▸ **Required work**
All of the entries must be duplicated exactly.
───
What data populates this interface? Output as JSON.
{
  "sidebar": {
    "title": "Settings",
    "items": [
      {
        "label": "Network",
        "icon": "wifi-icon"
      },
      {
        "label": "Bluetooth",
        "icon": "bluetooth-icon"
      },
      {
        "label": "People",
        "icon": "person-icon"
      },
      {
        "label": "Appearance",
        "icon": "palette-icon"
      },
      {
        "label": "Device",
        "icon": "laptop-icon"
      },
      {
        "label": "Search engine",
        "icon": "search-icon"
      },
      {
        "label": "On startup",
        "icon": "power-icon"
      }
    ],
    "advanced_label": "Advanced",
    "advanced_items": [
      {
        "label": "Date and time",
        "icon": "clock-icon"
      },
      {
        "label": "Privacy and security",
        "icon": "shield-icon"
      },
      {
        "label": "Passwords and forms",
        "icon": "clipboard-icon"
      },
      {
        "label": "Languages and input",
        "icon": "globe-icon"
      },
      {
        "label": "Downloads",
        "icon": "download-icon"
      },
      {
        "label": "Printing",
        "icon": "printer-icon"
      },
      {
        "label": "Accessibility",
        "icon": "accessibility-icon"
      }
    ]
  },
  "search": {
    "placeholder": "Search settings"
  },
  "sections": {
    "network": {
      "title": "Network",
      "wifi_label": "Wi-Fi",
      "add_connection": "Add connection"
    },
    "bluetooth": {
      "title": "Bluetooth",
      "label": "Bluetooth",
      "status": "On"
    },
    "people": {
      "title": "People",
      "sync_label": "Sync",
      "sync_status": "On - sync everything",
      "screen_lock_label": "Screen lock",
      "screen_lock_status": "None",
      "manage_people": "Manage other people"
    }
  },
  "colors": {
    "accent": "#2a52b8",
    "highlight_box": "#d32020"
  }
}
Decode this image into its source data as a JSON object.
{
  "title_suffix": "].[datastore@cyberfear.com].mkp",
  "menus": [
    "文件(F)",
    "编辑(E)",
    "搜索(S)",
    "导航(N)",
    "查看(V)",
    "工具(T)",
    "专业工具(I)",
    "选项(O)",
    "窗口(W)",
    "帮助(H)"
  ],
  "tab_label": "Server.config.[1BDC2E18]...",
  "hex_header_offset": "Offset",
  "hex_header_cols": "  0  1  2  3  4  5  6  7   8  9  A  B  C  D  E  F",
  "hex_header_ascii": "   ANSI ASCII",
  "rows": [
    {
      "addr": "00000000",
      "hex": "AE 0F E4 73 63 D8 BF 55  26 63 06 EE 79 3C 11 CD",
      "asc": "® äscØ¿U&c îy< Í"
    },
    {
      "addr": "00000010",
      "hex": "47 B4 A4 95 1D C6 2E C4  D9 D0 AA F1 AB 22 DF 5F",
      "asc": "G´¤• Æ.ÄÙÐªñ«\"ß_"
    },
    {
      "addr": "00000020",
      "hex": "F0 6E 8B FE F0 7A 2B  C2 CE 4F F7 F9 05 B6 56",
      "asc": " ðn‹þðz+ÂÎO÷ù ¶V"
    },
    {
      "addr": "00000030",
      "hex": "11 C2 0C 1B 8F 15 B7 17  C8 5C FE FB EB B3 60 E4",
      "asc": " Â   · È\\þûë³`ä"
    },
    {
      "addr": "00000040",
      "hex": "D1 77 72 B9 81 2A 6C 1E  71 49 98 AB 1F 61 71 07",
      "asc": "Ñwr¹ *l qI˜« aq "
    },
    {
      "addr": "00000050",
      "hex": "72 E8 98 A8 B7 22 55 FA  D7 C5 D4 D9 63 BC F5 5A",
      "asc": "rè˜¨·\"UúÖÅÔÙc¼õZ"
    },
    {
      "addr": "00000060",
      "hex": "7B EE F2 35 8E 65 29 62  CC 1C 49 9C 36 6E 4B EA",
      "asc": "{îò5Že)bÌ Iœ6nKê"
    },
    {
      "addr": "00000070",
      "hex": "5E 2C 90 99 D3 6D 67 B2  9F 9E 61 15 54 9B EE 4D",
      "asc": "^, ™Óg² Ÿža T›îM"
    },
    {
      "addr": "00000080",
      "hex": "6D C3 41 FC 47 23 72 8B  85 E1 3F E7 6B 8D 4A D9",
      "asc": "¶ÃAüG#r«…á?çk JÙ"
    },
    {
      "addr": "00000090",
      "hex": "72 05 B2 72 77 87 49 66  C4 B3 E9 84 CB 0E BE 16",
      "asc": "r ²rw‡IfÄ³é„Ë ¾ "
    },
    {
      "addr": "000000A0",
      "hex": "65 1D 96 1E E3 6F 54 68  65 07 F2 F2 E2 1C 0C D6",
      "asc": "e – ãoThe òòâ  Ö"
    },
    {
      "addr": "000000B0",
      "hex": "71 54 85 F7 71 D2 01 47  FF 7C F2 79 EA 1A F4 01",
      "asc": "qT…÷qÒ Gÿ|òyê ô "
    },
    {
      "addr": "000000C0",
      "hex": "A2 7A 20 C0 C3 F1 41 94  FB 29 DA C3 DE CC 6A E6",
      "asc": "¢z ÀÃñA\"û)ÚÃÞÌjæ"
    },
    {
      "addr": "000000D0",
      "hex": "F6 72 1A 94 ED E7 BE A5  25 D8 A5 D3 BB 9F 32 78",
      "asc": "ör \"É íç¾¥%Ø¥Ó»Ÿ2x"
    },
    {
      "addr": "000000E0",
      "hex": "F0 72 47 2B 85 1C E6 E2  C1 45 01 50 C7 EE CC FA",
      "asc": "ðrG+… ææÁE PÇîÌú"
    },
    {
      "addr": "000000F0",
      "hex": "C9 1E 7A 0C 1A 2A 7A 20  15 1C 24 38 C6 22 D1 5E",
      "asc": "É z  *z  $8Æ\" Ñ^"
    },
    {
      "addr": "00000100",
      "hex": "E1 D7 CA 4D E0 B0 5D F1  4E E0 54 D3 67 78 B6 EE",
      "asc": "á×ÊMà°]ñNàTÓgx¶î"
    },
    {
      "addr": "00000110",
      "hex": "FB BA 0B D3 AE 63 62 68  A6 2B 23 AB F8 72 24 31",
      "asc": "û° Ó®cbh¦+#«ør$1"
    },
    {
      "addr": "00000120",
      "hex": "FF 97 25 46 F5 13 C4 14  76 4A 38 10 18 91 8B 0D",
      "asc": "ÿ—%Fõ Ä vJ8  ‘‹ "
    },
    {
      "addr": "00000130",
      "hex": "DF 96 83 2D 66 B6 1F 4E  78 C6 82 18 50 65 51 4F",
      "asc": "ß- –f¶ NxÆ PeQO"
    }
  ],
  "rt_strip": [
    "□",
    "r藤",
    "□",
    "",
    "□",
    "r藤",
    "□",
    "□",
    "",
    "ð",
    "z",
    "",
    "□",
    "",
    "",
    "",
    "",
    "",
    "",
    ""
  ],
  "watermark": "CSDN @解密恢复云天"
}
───
▸ **Task output**
What data populates this interface? Output as JSON.
{
  "sidebar": {
    "title": "Settings",
    "items": [
      {
        "label": "Network",
        "icon": "wifi-icon"
      },
      {
        "label": "Bluetooth",
        "icon": "bluetooth-icon"
      },
      {
        "label": "People",
        "icon": "person-icon"
      },
      {
        "label": "Appearance",
        "icon": "palette-icon"
      },
      {
        "label": "Device",
        "icon": "laptop-icon"
      },
      {
        "label": "Search engine",
        "icon": "search-icon"
      },
      {
        "label": "On startup",
        "icon": "power-icon"
      }
    ],
    "advanced_label": "Advanced",
    "advanced_items": [
      {
        "label": "Date and time",
        "icon": "clock-icon"
      },
      {
        "label": "Privacy and security",
        "icon": "shield-icon"
      },
      {
        "label": "Passwords and forms",
        "icon": "clipboard-icon"
      },
      {
        "label": "Languages and input",
        "icon": "globe-icon"
      },
      {
        "label": "Downloads",
        "icon": "download-icon"
      },
      {
        "label": "Printing",
        "icon": "printer-icon"
      },
      {
        "label": "Accessibility",
        "icon": "accessibility-icon"
      }
    ]
  },
  "search": {
    "placeholder": "Search settings"
  },
  "sections": {
    "network": {
      "title": "Network",
      "wifi_label": "Wi-Fi",
      "add_connection": "Add connection"
    },
    "bluetooth": {
      "title": "Bluetooth",
      "label": "Bluetooth",
      "status": "On"
    },
    "people": {
      "title": "People",
      "sync_label": "Sync",
      "sync_status": "On - sync everything",
      "screen_lock_label": "Screen lock",
      "screen_lock_status": "None",
      "manage_people": "Manage other people"
    }
  },
  "colors": {
    "accent": "#2a52b8",
    "highlight_box": "#d32020"
  }
}
Decode this image into its source data as a JSON object.
{
  "title_suffix": "].[datastore@cyberfear.com].mkp",
  "menus": [
    "文件(F)",
    "编辑(E)",
    "搜索(S)",
    "导航(N)",
    "查看(V)",
    "工具(T)",
    "专业工具(I)",
    "选项(O)",
    "窗口(W)",
    "帮助(H)"
  ],
  "tab_label": "Server.config.[1BDC2E18]...",
  "hex_header_offset": "Offset",
  "hex_header_cols": "  0  1  2  3  4  5  6  7   8  9  A  B  C  D  E  F",
  "hex_header_ascii": "   ANSI ASCII",
  "rows": [
    {
      "addr": "00000000",
      "hex": "AE 0F E4 73 63 D8 BF 55  26 63 06 EE 79 3C 11 CD",
      "asc": "® äscØ¿U&c îy< Í"
    },
    {
      "addr": "00000010",
      "hex": "47 B4 A4 95 1D C6 2E C4  D9 D0 AA F1 AB 22 DF 5F",
      "asc": "G´¤• Æ.ÄÙÐªñ«\"ß_"
    },
    {
      "addr": "00000020",
      "hex": "F0 6E 8B FE F0 7A 2B  C2 CE 4F F7 F9 05 B6 56",
      "asc": " ðn‹þðz+ÂÎO÷ù ¶V"
    },
    {
      "addr": "00000030",
      "hex": "11 C2 0C 1B 8F 15 B7 17  C8 5C FE FB EB B3 60 E4",
      "asc": " Â   · È\\þûë³`ä"
    },
    {
      "addr": "00000040",
      "hex": "D1 77 72 B9 81 2A 6C 1E  71 49 98 AB 1F 61 71 07",
      "asc": "Ñwr¹ *l qI˜« aq "
    },
    {
      "addr": "00000050",
      "hex": "72 E8 98 A8 B7 22 55 FA  D7 C5 D4 D9 63 BC F5 5A",
      "asc": "rè˜¨·\"UúÖÅÔÙc¼õZ"
    },
    {
      "addr": "00000060",
      "hex": "7B EE F2 35 8E 65 29 62  CC 1C 49 9C 36 6E 4B EA",
      "asc": "{îò5Že)bÌ Iœ6nKê"
    },
    {
      "addr": "00000070",
      "hex": "5E 2C 90 99 D3 6D 67 B2  9F 9E 61 15 54 9B EE 4D",
      "asc": "^, ™Óg² Ÿža T›îM"
    },
    {
      "addr": "00000080",
      "hex": "6D C3 41 FC 47 23 72 8B  85 E1 3F E7 6B 8D 4A D9",
      "asc": "¶ÃAüG#r«…á?çk JÙ"
    },
    {
      "addr": "00000090",
      "hex": "72 05 B2 72 77 87 49 66  C4 B3 E9 84 CB 0E BE 16",
      "asc": "r ²rw‡IfÄ³é„Ë ¾ "
    },
    {
      "addr": "000000A0",
      "hex": "65 1D 96 1E E3 6F 54 68  65 07 F2 F2 E2 1C 0C D6",
      "asc": "e – ãoThe òòâ  Ö"
    },
    {
      "addr": "000000B0",
      "hex": "71 54 85 F7 71 D2 01 47  FF 7C F2 79 EA 1A F4 01",
      "asc": "qT…÷qÒ Gÿ|òyê ô "
    },
    {
      "addr": "000000C0",
      "hex": "A2 7A 20 C0 C3 F1 41 94  FB 29 DA C3 DE CC 6A E6",
      "asc": "¢z ÀÃñA\"û)ÚÃÞÌjæ"
    },
    {
      "addr": "000000D0",
      "hex": "F6 72 1A 94 ED E7 BE A5  25 D8 A5 D3 BB 9F 32 78",
      "asc": "ör \"É íç¾¥%Ø¥Ó»Ÿ2x"
    },
    {
      "addr": "000000E0",
      "hex": "F0 72 47 2B 85 1C E6 E2  C1 45 01 50 C7 EE CC FA",
      "asc": "ðrG+… ææÁE PÇîÌú"
    },
    {
      "addr": "000000F0",
      "hex": "C9 1E 7A 0C 1A 2A 7A 20  15 1C 24 38 C6 22 D1 5E",
      "asc": "É z  *z  $8Æ\" Ñ^"
    },
    {
      "addr": "00000100",
      "hex": "E1 D7 CA 4D E0 B0 5D F1  4E E0 54 D3 67 78 B6 EE",
      "asc": "á×ÊMà°]ñNàTÓgx¶î"
    },
    {
      "addr": "00000110",
      "hex": "FB BA 0B D3 AE 63 62 68  A6 2B 23 AB F8 72 24 31",
      "asc": "û° Ó®cbh¦+#«ør$1"
    },
    {
      "addr": "00000120",
      "hex": "FF 97 25 46 F5 13 C4 14  76 4A 38 10 18 91 8B 0D",
      "asc": "ÿ—%Fõ Ä vJ8  ‘‹ "
    },
    {
      "addr": "00000130",
      "hex": "DF 96 83 2D 66 B6 1F 4E  78 C6 82 18 50 65 51 4F",
      "asc": "ß- –f¶ NxÆ PeQO"
    }
  ],
  "rt_strip": [
    "□",
    "r藤",
    "□",
    "",
    "□",
    "r藤",
    "□",
    "□",
    "",
    "ð",
    "z",
    "",
    "□",
    "",
    "",
    "",
    "",
    "",
    "",
    ""
  ],
  "watermark": "CSDN @解密恢复云天"
}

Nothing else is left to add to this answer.